### Entries from a dataset of interfaces
━━━━

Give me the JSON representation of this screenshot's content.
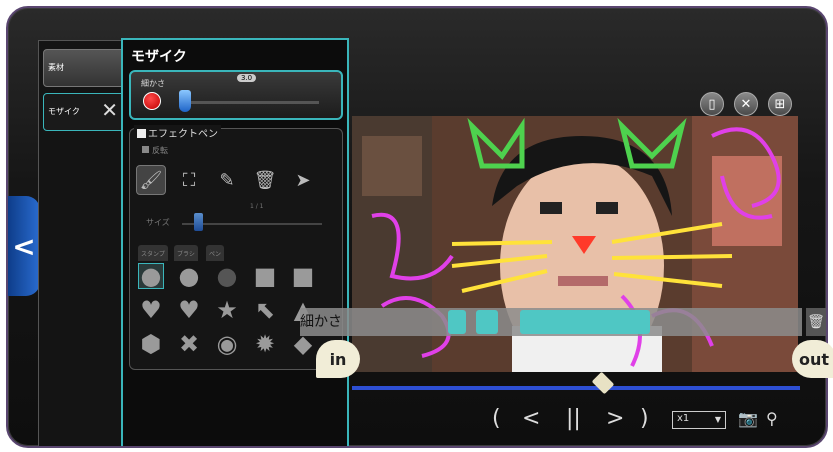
{
  "list": {
    "item1": "素材",
    "item2": "モザイク"
  },
  "side_tab_glyph": "<",
  "mosaic": {
    "title": "モザイク",
    "density_label": "細かさ",
    "density_value": "3.0",
    "density_level": 0.05
  },
  "effect": {
    "title": "エフェクトペン",
    "subcheck": "反転",
    "size_label": "サイズ",
    "size_dims": "1 / 1",
    "size_level": 0.1,
    "shape_tabs": [
      "スタンプ",
      "ブラシ",
      "ペン"
    ]
  },
  "caption": {
    "label": "細かさ"
  },
  "timeline": {
    "in_label": "in",
    "out_label": "out",
    "position": 0.56
  },
  "controls": {
    "speed": "x1"
  },
  "colors": {
    "accent": "#3ab6bb",
    "timeline": "#2d4fd4",
    "record": "#e02020"
  }
}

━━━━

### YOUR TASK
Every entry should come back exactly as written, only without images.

### TASK ANSWER
Give me the JSON representation of this screenshot's content.
{
  "list": {
    "item1": "素材",
    "item2": "モザイク"
  },
  "side_tab_glyph": "<",
  "mosaic": {
    "title": "モザイク",
    "density_label": "細かさ",
    "density_value": "3.0",
    "density_level": 0.05
  },
  "effect": {
    "title": "エフェクトペン",
    "subcheck": "反転",
    "size_label": "サイズ",
    "size_dims": "1 / 1",
    "size_level": 0.1,
    "shape_tabs": [
      "スタンプ",
      "ブラシ",
      "ペン"
    ]
  },
  "caption": {
    "label": "細かさ"
  },
  "timeline": {
    "in_label": "in",
    "out_label": "out",
    "position": 0.56
  },
  "controls": {
    "speed": "x1"
  },
  "colors": {
    "accent": "#3ab6bb",
    "timeline": "#2d4fd4",
    "record": "#e02020"
  }
}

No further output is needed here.